(Page and application data records)
┌──
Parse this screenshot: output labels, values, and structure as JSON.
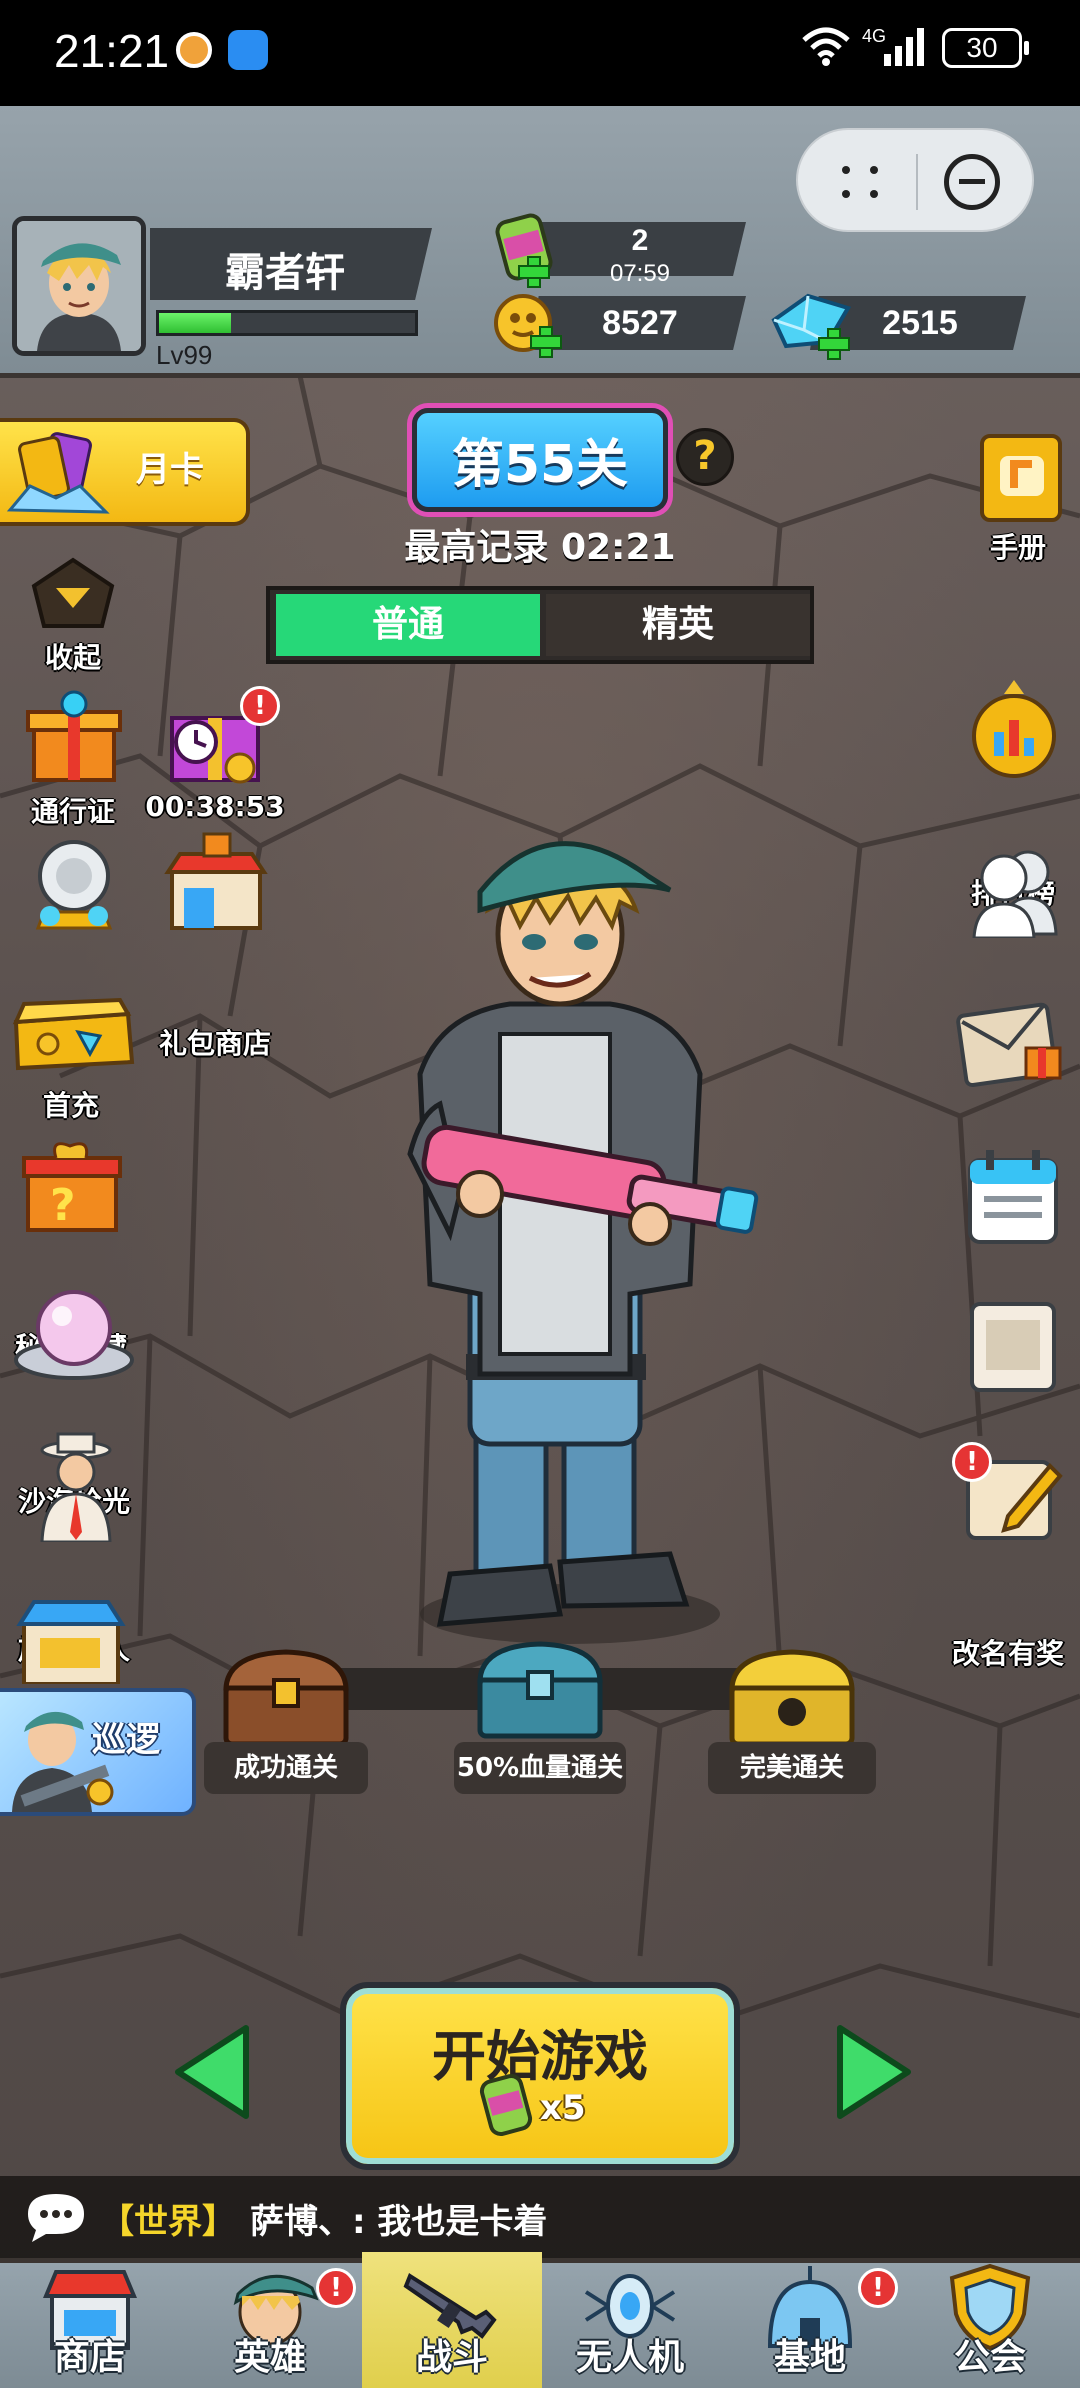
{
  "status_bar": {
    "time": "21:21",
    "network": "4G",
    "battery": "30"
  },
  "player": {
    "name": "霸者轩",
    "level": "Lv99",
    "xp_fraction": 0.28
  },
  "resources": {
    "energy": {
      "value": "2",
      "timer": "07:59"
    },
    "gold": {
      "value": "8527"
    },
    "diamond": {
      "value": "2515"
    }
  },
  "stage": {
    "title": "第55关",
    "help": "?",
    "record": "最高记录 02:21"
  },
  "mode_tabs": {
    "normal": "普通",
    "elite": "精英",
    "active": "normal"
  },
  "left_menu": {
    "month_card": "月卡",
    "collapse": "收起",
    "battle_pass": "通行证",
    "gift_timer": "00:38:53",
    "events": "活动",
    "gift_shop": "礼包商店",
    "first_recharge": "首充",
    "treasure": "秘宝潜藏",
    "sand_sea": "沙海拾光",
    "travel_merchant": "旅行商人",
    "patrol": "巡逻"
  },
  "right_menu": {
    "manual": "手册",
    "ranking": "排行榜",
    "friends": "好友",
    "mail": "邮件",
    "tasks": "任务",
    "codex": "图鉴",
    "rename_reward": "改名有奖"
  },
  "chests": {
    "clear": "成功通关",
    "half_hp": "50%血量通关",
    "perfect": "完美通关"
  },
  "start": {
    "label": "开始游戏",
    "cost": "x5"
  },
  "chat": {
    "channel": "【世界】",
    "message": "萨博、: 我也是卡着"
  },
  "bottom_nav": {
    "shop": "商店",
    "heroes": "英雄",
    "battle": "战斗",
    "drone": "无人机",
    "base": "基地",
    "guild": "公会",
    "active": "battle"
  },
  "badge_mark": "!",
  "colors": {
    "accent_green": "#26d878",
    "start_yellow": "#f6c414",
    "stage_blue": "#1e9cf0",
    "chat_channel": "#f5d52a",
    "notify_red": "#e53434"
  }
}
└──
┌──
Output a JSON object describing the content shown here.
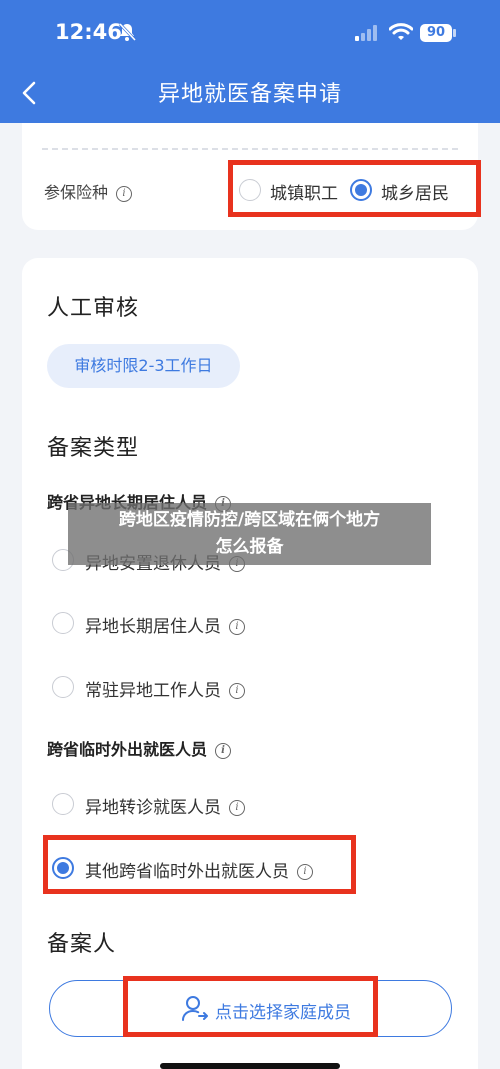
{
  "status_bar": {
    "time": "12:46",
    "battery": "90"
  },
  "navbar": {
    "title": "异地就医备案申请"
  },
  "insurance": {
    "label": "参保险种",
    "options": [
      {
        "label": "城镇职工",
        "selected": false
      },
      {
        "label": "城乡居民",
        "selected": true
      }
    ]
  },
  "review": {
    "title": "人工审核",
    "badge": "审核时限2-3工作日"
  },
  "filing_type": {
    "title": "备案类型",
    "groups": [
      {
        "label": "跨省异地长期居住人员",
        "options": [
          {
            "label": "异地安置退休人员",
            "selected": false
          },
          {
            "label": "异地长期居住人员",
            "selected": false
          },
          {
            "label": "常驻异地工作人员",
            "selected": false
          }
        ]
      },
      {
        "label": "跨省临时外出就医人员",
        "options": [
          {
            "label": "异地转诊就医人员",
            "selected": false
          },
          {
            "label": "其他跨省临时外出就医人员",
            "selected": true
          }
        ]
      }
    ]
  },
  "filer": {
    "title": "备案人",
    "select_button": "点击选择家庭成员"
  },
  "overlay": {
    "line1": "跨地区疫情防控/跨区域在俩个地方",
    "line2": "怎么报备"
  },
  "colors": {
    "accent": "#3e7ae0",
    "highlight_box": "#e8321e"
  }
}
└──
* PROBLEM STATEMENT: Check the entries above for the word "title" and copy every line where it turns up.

* ANSWER BOX:
    "title": "第55关",
    "title": "异地就医备案申请"
    "title": "人工审核",
    "title": "备案类型",
    "title": "备案人",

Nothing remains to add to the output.